:: Material for this exercise ::
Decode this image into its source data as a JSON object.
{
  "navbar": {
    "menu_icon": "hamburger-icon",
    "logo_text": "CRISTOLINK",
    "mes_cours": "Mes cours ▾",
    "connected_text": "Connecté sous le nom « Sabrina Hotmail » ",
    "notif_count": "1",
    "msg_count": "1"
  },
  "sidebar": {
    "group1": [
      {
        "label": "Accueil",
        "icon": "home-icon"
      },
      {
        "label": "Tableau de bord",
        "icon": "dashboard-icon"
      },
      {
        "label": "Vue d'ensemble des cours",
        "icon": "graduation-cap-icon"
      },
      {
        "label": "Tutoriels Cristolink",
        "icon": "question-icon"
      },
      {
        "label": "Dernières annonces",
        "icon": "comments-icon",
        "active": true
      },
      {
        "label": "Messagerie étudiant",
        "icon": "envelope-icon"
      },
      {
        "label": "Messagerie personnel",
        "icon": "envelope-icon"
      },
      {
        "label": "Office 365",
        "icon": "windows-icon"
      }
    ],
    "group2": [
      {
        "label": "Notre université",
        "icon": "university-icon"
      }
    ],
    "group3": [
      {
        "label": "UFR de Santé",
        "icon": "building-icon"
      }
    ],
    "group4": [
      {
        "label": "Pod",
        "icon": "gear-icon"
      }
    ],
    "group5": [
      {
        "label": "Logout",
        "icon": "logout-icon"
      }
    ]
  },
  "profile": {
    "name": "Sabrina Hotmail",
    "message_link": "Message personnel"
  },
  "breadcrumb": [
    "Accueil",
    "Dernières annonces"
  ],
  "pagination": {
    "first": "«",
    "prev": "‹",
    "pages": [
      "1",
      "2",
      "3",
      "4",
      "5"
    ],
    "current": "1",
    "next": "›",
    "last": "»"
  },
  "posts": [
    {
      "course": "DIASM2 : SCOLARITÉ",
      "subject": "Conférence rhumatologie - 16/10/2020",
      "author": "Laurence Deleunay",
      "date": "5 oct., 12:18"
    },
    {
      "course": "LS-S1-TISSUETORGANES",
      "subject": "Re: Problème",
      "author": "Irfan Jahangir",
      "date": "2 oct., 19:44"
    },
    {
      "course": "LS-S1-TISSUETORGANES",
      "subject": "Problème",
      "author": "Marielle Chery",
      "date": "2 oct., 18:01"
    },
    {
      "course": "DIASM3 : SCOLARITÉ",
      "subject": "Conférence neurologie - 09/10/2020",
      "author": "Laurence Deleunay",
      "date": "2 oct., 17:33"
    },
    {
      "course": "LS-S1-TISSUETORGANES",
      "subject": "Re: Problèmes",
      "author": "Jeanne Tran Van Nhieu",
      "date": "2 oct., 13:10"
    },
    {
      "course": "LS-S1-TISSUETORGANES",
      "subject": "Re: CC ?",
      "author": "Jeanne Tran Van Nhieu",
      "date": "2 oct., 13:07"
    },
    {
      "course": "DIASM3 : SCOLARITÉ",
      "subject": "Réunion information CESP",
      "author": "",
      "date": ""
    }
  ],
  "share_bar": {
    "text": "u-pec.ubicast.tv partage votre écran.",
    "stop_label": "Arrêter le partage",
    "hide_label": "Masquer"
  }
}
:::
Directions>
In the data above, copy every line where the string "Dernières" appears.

Answer for the task>
        "label": "Dernières annonces",
    "Dernières annonces"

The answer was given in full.